Some in the industry are now envisaging 5G providing the main link for remote production. However, this is a substantial leap in requirement, especially in the level of reliability and Quality of Service (QoS) expected, therefore unlikely to be a viable option for quite some time.
Key consideration for 5G in production
Deterministic data transfer
Live broadcast production has a combination of requirements for networks that exists in no other industry: very high volumes (video signals), ultra-low latency, and absolute reliability. While 5G promises higher bandwidth and lower latency than 4G, the typical enhanced mobile broadband (eMBB) service is still inherently best-efforts connectivity and by design is oversubscribed with significant contention.
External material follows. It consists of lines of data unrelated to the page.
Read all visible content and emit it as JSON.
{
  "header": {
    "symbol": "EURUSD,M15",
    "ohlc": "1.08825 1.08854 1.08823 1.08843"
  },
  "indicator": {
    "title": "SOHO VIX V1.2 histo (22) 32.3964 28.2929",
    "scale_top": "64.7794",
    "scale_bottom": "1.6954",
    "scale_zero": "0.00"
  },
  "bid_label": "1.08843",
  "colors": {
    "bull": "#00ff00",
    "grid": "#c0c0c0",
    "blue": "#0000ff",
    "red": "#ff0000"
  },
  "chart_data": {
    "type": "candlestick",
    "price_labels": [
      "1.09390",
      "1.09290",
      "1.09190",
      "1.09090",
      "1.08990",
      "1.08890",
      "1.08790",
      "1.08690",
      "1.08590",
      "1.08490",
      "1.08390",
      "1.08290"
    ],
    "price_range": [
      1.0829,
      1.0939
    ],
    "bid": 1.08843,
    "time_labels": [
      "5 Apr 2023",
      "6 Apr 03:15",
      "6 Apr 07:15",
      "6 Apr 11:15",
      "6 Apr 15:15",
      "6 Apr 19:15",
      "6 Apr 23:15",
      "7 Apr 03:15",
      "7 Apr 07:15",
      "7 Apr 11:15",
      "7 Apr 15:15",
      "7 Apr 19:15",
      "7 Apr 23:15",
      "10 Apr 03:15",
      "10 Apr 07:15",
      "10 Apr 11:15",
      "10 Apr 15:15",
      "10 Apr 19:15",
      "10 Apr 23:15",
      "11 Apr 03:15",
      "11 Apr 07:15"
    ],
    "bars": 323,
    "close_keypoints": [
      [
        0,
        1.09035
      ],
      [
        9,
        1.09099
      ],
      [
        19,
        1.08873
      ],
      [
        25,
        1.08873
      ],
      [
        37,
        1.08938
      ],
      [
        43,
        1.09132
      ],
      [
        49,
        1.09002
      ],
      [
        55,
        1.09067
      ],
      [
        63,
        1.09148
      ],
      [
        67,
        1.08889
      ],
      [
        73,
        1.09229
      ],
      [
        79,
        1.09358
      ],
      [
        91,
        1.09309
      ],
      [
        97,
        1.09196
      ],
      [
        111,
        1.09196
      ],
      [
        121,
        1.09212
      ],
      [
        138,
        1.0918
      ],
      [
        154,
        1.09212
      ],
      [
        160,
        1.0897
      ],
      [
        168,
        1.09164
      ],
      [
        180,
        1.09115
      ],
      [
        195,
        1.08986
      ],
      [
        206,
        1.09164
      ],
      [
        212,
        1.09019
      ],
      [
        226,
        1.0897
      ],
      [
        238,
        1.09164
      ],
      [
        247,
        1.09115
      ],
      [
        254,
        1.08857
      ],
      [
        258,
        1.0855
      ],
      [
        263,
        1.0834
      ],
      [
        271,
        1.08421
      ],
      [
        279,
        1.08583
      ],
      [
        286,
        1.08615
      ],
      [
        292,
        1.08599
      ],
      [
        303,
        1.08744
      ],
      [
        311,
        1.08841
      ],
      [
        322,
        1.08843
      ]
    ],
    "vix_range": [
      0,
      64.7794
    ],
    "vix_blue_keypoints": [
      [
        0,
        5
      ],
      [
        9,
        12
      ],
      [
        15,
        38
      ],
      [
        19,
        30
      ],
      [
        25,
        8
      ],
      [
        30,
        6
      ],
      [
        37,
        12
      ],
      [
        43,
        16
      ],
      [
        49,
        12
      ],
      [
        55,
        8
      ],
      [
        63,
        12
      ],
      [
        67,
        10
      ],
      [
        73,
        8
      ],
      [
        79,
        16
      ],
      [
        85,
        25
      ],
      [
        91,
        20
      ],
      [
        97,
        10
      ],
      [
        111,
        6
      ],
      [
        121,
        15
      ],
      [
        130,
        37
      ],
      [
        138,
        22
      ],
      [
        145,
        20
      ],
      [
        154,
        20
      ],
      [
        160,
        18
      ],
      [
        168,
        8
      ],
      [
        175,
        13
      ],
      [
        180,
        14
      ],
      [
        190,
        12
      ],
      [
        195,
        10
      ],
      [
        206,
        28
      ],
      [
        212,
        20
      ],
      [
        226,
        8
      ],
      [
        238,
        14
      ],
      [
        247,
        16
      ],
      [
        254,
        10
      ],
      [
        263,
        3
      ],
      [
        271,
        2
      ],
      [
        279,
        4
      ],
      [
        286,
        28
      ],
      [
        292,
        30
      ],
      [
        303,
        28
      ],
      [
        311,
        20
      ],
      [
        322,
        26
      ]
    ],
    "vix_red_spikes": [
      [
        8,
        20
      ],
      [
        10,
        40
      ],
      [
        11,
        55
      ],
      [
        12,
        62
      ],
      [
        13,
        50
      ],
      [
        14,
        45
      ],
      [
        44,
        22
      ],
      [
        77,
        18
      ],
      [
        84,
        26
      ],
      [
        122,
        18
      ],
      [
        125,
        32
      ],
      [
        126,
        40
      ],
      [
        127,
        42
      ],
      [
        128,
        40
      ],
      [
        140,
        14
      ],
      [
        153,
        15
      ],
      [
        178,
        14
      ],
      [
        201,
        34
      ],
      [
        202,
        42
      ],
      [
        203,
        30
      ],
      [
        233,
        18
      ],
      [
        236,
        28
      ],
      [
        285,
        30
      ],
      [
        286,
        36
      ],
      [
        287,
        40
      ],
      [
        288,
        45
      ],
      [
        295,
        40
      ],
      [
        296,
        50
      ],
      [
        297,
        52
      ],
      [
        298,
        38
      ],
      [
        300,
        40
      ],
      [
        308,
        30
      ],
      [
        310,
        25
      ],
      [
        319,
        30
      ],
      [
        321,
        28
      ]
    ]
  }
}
The asymmetry and best-efforts behavior of eMBB also make 5G less than ideal for some broadcast production, but for other applications, they may be acceptable. For example, where 5G is used as a backup connection for contribution, using eMBB may well be good enough, in the same way as the Internet, with its fluctuating bandwidth, can provide good enough connectivity as a backup.
One of the new exciting capabilities potentially offered by 5G is the ability to reserve dedicated bandwidth for specific applications. While this bandwidth slicing capability is not yet available, it would be a very attractive proposition for broadcasters, potentially providing the QoS required for real-time production.
The question is whether 5G carriers can be persuaded to provide a “custom slice” of bandwidth for broadcast applications, when other applications maybe be more lucrative. The commercial reality is that broadcast contribution or remote production alone are unlikely to offer service providers a sufficiently large potential market to make it worthwhile for them dedicate valuable bandwidth to broadcasters. However, combining forces with other ‘niche’ areas, such as emergency services, more generic dynamic event-based data requirements and maybe military applications, could make this approach viable. Ultimately, whether broadcasters get to use a dedicated slice of bandwidth for production will probably be down to pricing.
Timing and Security
Broadcasting has very stringent requirements in terms of timing to synchronize the signals from all the various sources. In an IP world, the industry has standardized around precision time protocol (PTP). The good news is that 5G specifications include time-synch and timing accuracy information which should potentially be tight enough to meet the requirements of broadcast production. It remains to be established whether that timing information can be extracted and made available in a manner that is suitable for consuming within production devices.
Currently, the EU-funded projects, in which Nevion is contributing to, 5G-VIRTUOSA and 5G-VINNI are leading the way in investigating how to handle timing in 5G, and it’s a case of watch this space. This is also true of security where the key focus areas are authentication of devices, encryption of content and secure control channels. There are both existing and emerging standards that can be applied to this area, but it remains to be seen which will reign supreme.
5G’s place in the broadcast value chain
We are only just scratching the surface of 5G and its exact place in the broadcast value chain is still to be determined, but initiatives like 5G-VINNI and 5G-VIRTUOSA will help uncover the true potential of the technology in live broadcast production. In the meantime, broadcasters should continue to test the technologies in their broadcast environments and work with the experts to ensure that when the time comes, they are ready to adopt it in whatever capacity that may be.